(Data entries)

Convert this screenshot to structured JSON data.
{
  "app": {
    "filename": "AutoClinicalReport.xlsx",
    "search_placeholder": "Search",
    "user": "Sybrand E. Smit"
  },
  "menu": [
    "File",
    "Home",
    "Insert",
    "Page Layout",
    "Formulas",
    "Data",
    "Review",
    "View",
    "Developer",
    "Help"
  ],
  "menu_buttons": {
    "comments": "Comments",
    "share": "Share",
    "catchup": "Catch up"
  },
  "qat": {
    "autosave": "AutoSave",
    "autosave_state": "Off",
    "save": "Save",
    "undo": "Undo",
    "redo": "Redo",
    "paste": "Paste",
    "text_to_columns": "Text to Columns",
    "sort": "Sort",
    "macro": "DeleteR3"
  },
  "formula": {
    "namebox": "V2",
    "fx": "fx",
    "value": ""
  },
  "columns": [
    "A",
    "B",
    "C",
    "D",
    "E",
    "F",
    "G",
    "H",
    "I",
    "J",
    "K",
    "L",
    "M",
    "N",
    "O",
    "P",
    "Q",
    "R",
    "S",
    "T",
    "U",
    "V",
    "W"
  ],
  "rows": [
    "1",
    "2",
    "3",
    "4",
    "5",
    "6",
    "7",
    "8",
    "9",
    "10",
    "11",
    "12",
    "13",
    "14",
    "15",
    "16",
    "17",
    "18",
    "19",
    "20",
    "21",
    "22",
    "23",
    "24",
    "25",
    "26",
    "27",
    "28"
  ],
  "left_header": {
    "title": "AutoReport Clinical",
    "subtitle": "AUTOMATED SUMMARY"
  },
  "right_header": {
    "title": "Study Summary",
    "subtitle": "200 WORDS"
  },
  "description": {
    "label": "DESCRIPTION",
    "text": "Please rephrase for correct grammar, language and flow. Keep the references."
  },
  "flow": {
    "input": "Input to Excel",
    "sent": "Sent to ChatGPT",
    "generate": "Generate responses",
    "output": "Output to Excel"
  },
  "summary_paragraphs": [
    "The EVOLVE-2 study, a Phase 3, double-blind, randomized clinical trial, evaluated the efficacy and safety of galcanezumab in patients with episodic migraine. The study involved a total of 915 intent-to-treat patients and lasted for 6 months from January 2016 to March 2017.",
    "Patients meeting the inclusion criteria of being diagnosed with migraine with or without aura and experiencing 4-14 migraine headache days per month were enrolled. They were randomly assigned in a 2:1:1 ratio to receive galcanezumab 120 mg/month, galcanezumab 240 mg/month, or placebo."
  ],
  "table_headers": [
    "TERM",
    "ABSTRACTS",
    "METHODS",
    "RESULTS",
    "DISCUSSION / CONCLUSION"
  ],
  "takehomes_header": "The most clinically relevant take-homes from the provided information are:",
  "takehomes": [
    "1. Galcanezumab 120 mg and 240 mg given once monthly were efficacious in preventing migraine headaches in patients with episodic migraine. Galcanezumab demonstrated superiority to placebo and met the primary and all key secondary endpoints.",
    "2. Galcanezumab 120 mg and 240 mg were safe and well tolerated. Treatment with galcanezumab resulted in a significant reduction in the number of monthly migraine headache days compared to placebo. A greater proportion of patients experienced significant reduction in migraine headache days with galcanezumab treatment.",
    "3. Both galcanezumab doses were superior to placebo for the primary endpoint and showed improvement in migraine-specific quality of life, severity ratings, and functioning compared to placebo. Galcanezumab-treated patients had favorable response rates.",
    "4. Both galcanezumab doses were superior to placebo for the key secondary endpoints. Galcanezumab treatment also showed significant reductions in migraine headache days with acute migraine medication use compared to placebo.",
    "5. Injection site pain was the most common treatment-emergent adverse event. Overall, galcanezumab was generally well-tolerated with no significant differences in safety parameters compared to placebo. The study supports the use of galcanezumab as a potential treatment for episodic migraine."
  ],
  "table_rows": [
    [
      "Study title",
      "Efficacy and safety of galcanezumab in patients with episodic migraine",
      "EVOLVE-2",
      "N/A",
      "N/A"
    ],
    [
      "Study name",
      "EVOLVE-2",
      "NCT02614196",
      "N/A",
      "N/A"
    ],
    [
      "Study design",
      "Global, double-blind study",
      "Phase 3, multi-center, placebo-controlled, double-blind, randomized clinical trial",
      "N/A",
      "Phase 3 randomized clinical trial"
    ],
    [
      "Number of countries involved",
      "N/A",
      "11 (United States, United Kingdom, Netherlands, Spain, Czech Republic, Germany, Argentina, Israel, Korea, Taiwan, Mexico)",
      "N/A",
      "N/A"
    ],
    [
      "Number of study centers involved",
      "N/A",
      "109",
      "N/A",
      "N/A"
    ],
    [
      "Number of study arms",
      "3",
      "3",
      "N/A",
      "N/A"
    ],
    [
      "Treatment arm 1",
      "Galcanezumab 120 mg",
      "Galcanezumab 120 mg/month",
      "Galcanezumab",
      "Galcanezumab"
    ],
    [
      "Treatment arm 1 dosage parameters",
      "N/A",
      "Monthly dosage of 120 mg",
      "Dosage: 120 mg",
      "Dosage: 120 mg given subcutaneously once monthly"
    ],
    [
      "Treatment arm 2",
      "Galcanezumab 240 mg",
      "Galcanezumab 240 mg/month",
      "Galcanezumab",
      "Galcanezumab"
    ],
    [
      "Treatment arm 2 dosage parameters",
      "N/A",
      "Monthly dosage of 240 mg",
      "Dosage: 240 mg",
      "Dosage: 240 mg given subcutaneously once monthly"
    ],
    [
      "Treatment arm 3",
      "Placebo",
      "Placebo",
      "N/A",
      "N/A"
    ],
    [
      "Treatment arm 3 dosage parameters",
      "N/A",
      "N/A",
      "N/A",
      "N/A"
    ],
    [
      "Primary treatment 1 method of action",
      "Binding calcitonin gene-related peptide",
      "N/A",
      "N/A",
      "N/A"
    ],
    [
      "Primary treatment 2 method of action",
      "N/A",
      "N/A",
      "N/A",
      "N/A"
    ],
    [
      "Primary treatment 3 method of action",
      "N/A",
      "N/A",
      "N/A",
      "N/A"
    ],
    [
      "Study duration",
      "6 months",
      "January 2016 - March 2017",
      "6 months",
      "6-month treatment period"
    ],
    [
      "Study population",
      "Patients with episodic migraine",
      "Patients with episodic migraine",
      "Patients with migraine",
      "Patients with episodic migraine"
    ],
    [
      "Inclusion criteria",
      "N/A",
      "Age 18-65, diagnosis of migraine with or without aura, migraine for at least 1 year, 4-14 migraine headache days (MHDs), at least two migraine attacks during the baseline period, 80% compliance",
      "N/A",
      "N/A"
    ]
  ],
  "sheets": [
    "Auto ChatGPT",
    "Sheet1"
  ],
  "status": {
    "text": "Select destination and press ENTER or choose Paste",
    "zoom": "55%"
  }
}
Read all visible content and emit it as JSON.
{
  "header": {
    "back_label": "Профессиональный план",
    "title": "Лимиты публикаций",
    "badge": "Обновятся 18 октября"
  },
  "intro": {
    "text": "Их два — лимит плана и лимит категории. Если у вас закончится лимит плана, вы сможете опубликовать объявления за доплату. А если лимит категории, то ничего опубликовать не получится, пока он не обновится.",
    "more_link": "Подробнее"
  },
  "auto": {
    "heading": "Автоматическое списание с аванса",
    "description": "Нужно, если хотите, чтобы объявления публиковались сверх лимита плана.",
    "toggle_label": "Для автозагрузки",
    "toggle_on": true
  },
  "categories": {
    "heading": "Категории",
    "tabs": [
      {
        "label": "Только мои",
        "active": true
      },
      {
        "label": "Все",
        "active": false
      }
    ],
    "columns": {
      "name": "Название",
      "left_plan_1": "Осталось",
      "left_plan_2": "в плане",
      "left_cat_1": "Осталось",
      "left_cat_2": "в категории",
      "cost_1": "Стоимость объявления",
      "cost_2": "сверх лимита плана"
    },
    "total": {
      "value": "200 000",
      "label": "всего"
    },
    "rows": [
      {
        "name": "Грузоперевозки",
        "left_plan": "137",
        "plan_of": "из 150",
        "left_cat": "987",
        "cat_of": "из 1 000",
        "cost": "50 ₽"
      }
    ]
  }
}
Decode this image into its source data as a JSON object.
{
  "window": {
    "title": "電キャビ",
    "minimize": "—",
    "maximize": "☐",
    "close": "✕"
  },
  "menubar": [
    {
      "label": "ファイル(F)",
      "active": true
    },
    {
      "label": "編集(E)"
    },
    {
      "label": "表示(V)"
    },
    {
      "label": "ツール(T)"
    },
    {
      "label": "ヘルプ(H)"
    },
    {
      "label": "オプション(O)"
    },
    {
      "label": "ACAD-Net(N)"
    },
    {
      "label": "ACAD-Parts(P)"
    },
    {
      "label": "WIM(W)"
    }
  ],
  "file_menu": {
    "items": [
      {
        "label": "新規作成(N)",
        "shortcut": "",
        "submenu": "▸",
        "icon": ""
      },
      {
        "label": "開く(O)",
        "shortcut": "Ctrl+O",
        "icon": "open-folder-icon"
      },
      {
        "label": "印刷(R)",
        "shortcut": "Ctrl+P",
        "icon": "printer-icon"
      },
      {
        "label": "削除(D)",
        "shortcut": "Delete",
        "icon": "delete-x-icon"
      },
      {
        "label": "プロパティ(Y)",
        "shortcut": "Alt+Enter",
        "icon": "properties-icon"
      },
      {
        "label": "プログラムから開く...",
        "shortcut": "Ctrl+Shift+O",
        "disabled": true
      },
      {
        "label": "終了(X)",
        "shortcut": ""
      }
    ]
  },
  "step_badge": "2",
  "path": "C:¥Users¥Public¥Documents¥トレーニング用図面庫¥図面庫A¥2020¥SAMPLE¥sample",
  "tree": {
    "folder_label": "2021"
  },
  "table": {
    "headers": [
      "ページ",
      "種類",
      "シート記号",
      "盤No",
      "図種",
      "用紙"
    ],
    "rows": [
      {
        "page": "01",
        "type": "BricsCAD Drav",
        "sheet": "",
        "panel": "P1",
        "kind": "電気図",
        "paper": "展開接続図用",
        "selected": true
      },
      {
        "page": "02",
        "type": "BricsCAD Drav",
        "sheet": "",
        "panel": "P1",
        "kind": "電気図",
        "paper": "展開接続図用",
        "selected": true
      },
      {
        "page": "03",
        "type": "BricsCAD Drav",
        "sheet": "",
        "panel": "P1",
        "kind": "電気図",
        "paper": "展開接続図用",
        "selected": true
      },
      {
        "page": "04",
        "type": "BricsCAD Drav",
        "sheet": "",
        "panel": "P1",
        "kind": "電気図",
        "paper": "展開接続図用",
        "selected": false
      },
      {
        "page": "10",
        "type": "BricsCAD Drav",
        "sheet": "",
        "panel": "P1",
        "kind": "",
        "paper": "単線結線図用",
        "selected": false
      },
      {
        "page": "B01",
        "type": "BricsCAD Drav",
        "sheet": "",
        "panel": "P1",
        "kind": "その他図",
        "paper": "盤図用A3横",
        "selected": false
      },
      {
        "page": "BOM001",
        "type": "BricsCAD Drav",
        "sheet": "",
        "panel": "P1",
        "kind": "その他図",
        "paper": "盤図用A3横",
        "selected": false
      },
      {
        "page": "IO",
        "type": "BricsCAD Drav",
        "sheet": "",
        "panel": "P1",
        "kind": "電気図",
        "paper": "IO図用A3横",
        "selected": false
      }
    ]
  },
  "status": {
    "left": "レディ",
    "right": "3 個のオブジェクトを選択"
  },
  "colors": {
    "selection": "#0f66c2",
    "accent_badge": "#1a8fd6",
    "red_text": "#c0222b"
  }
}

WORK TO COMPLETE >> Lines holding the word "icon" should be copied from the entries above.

RESPONSE TO THE TASK >>
        "icon": ""
        "icon": "open-folder-icon"
        "icon": "printer-icon"
        "icon": "delete-x-icon"
        "icon": "properties-icon"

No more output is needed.